Corporate Social Entrepreneurship (CSE)
– Develop an understanding of the basis of Corporate Social Entrepreneurship
CSE stems from the seminal work of James Austin and Ezequiel Reficco around 2009. The following abstract is from Harvard Business School and was authored by Austin & Reficco (2009)
Accelerated organizational transformation faces a host of obstacles well-documented in the change management literature. Because corporate social entrepreneurship (CSE) expands the core purpose of corporations and their organizational values, it constitutes fundamental change that can be particularly threatening and resisted. Furthermore, it pushes the corporation’s actions more broadly and deeply into the area of social value creation where the firm’s experiences and skill sets are less developed. The disruptive social innovations intrinsic to the CSE approach amplify this zone of discomfort. Fortunately, the experiences of innovative companies such as Timberland and Starbucks show how these challenges may be overcome. Key concepts include:
– Values-based leadership, the synergistic generation of social and economic value, and strategic cross-sector alliances are key ingredients to achieving a sustainably successful business.
– For companies to move their corporate social responsibility (CSR) activities to the next level, they need to rethink their current approaches to CSR, tapping into the creativity of each individual.
– Like all entrepreneurship, CSE is about creating disruptive change in the pursuit of new opportunities. It combines the willingness and desire to create joint economic and social value with the entrepreneurial redesign, systems development, and action necessary to carry it out.

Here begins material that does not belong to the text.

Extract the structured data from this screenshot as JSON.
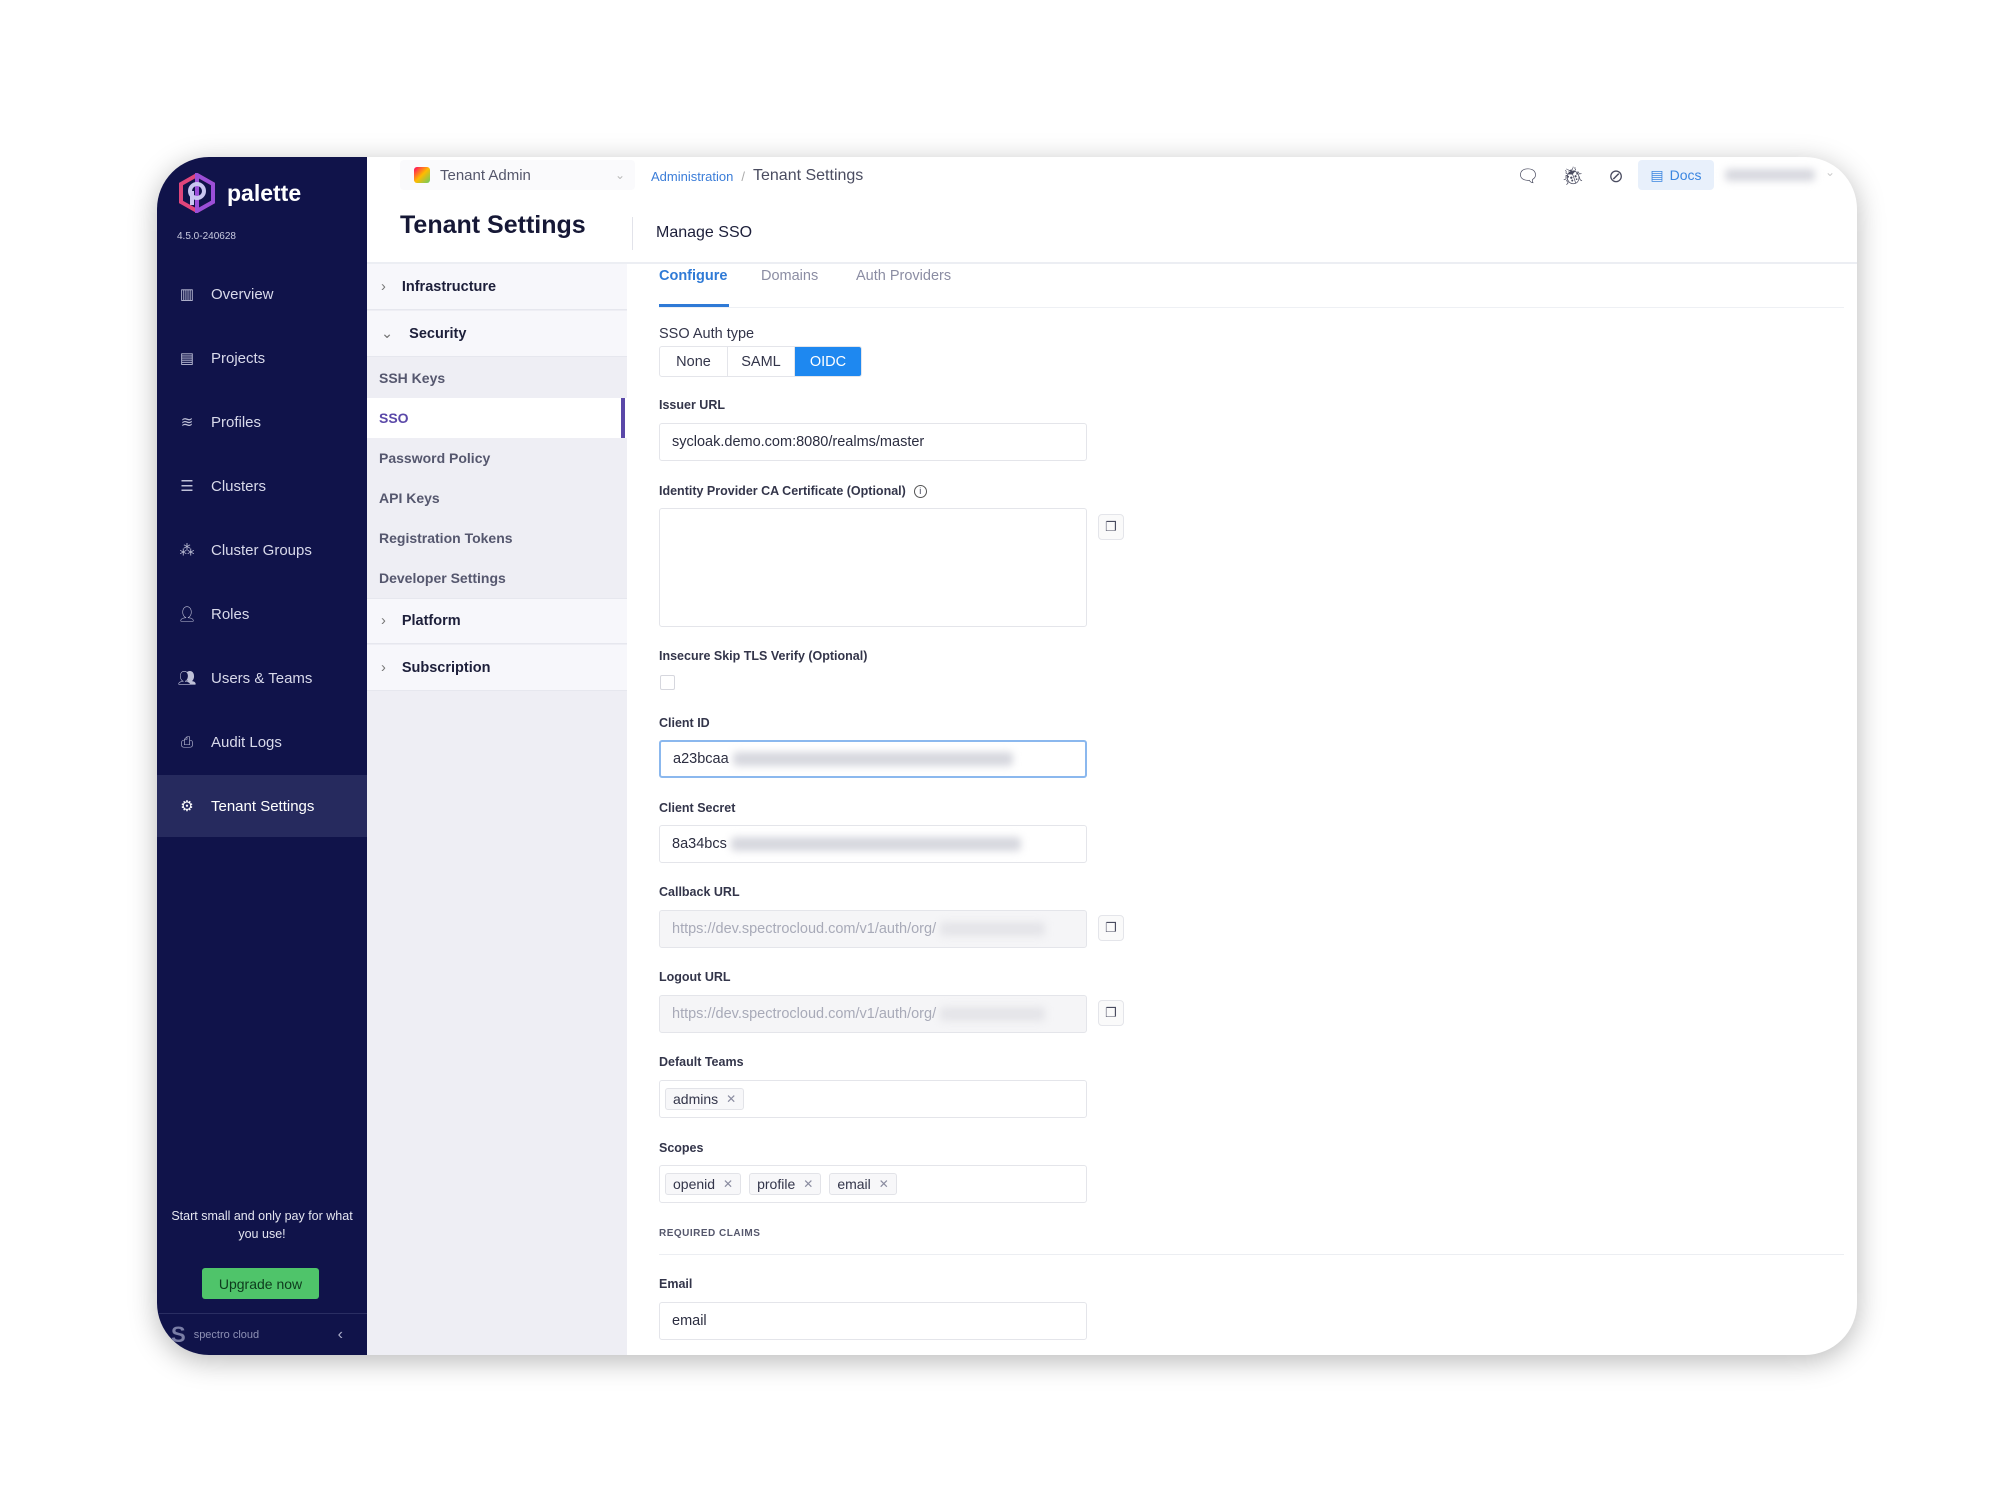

As CSE has its foundation in CSR the following short video gives a sense of the aims of CSE, why its important and some company examples.